Riding around the ring at the International Horse Show at Olympia, showjumper Ellen Whitaker had no idea that she was being watched keenly by a handsome young actor on the verge of superstardom.
In fact, when Ellen, one of Britain’s top riders, was introduced to Henry Cavill afterwards, the name meant nothing to her.
‘One of the other riders asked, “What do you do, then?” ’ she recalls. ‘Henry said he was an actor. When the other rider asked, “Are you famous?”, Henry replied, “The fact you’ve had to ask that suggests probably not.” ’
This is the sort of conversation he is unlikely to have again. Last month it was announced that the 27-year-old public schoolboy from the Channel Islands is to play Superman in a new Hollywood blockbuster earmarked for release next year.
Described as ‘the perfect choice to don the cape and shield’ by Zack Snyder, the director of Superman: Man Of Steel, Cavill has been plucked from relative obscurity – his biggest part yet was in the TV series The Tudors, though he appears with Mickey Rourke in Immortals, a big-budget film out later this year.
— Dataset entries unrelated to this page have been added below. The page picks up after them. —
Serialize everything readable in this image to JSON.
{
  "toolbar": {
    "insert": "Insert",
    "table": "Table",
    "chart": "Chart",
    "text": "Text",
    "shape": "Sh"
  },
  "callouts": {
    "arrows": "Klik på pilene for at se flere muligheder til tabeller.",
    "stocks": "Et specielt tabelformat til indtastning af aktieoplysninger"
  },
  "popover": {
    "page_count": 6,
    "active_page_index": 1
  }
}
But as Ellen, 24, a member of the famous Whitaker showjumping family, remembers, his impact on her that night at Olympia was more Clark Kent than Man of Steel.
‘I’d just come out of a very long relationship,’ she says. ‘I do remember thinking, “What a good-looking guy” but when Henry bought me a drink and asked for my number, I thought, “No, I’m off men. Don’t go there.” I was a bit standoffish.’
But Henry soon revealed a determined side worthy of the superhero born on the planet Krypton.
‘He sent me a message on Valentine’s Day. I thought, “Gosh, he’s not going away easily” and we started talking on the phone while he was in Canada filming Immortals.’
‘When I bumped into him again months later at an event in Dublin, he looked amazing – supermuscly and fit. We started going out shortly after that.’
‘Usually good-looking men are tough-going but he is the complete opposite. He is very driven but in a nice, calm way. He couldn’t be further from the image of a tantrum-throwing Hollywood star.’
This is just as well. Any visitor to the Whitaker farm near Barnsley, South Yorkshire, needs a down-to-earth approach to take on board the eccentric arrangements. As Ellen talks, three dogs bound around the kitchen.
Outside are two alsatians, a bull mastiff and 40 horses, including her £855,000 stallion Locarno and a mare called Ximena, which she will ride at the 2012 London Olympics if, as expected, she is selected to represent Britain.
Henry’s crash-course in the ways of the Whitakers included the day he was told he was the new Superman.
‘Henry came up that night to celebrate,’ says Ellen. ‘We went to the local pub and played pool. One of the locals said, “Is this your new boyfriend, Ellen?” I said it was and introduced him. The guy then said, “What do you do then, young man?”
I said excitedly, “Henry’s going to be the new Superman!” Someone else said, “Oh, well done, boy” and that was it. It’s the biggest leveller ever living up here.’
The couple have both had setbacks in their careers, however. Henry was close to being cast as James Bond before losing the role, while Ellen suffered the heartbreak of seeing Locarno sustain an injury that ruled them out of the 2008 Olympics.
‘This is a tough, hard sport,’ she says. ‘I think that’s partly why Henry and I work so well together. We have a mutual respect.’
‘I was a bit concerned the first couple of times he went to Hollywood. I thought, “He won’t want to come back to me.” But he’s not like that. He could have anybody in the world but he insisted he wanted me.’